The goal of this program is to fabricate a submersible micro flow cytometer (mFCM) for quantitative detection of phytoplankton. In situ detection of phytoplankton is a presently a niche market mainly directed at climate research. This market will grow dramatically if the mFCM price was significantly reduced and its deployment simplified. For example, NOAA has deployed ARGO, a global array of 3,000 free-drifting profiling floats that measures the temperature and salinity of the upper 2000 m of the ocean. These buoys could be equipped with our inexpensive mFCM. In addition, there are numerous potential customers (US government and commercial) that could use small inexpensive and robust microflow cytometers. The Navy has interest in better methods of detecting phytoplankton blooms, as they can interfere with submarine navigation. They are also interested in water quality issues associated with coastal assets. There are major developments to pursue the use algae as a biofuel source. This emerging industry will need a means to monitor algae growth, which could be served by a variant of our microflow cytometers. There are also new proposed water standards that call for algae monitoring (for example Directive 2000/60/EC of the European Parliament). These regulations affect many aquatic environments, such as lakes, river, beaches, and estuaries. Altogether, we believe that tens of thousand of microflow cytometers could be employed to monitor algae and phytoplankton.
We will develop a submersible micro flow cytometer for quantitative detection of phytoplankton in response to NASA call for sensors for monitoring phytoplankton and harmful algal blooms. Marine phytoplankton account for 50% of global photosynthesis. For some time scientists have employed satellites to measure the amount and distribution of chlorophyll a, an indicator of phytoplankton biomass in the ocean. More recently NASA's Aqua satellite has been monitoring red-light fluorescence emitted by phytoplankton. This fluorescence reveals insights about the physiology of marine plants and the efficiency of their photosynthesis. The amount of fluorescence increases when phytoplankton are under stress, for example from a lack of iron. When phytoplankton cells are iron-starved, additional solar energy is emitted as fluorescence rather than being transferred through the photosynthetic pathway. Thus, chlorophyll measurements indicate phytoplankton biomass, and fluorescence provides insight into how well they are functioning in the ecosystem.
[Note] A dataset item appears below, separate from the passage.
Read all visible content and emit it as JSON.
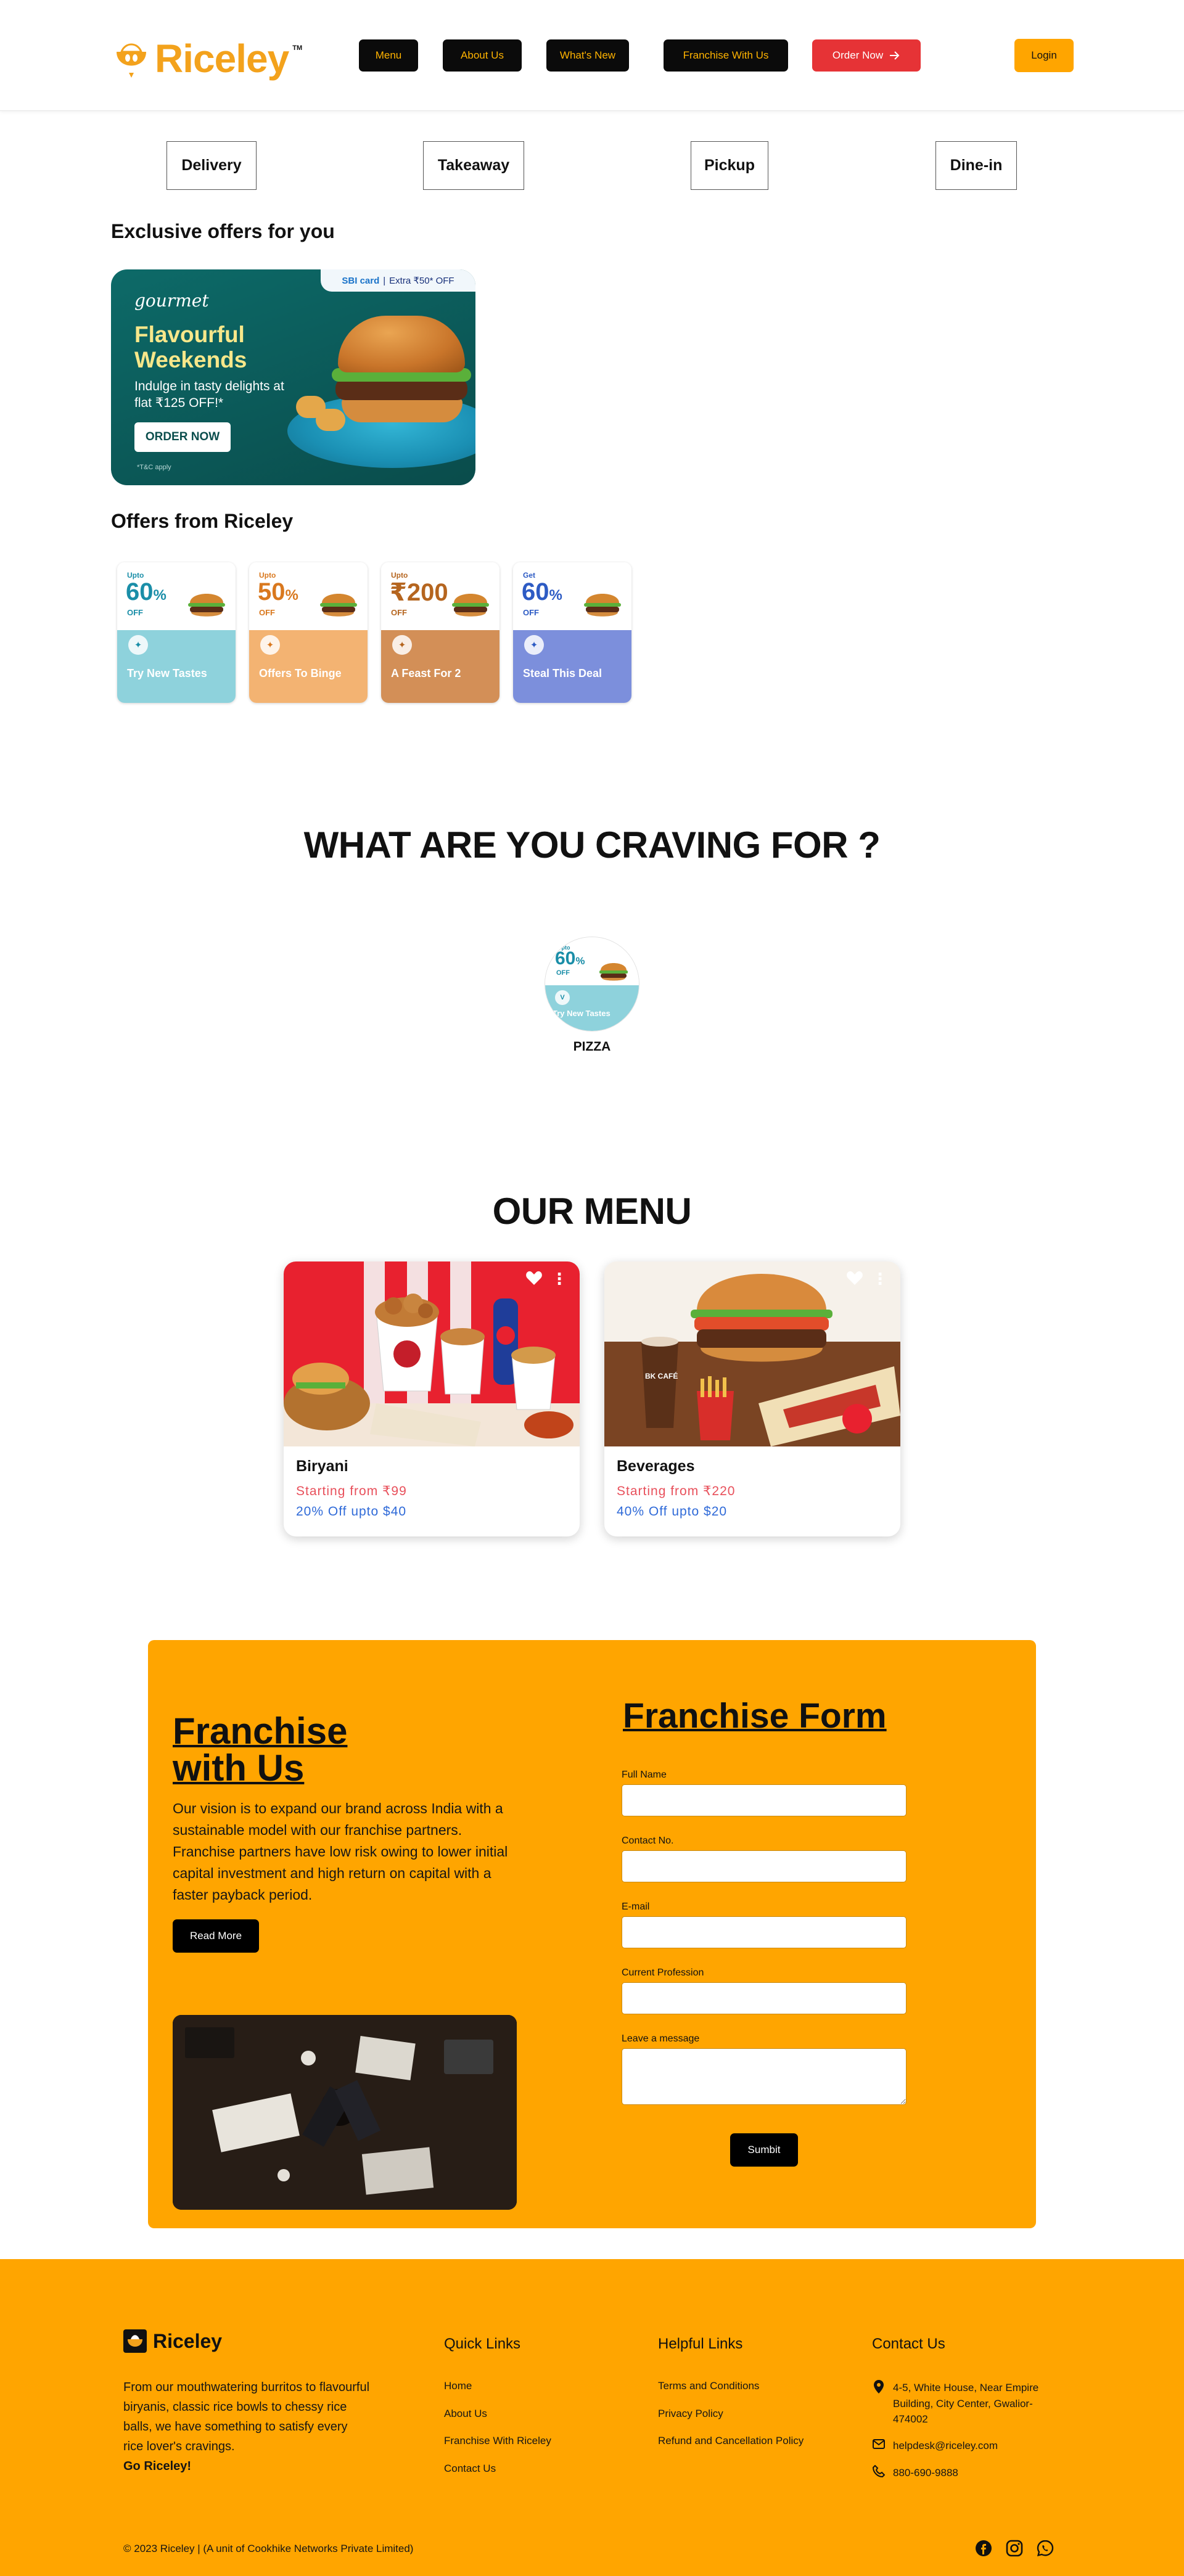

The space-based instruments must be calibrated, and the algorithms applied to the collected raw data need to be validated. Our sea-based micro flow cytometer will provide sea-truth date to give an independent verification and confirm the validity of the data collected using spaced-based platforms. Its low fabrication cost will allow for the global deployment of numerous units, thus enhancing NASA's Earth science research capabilities.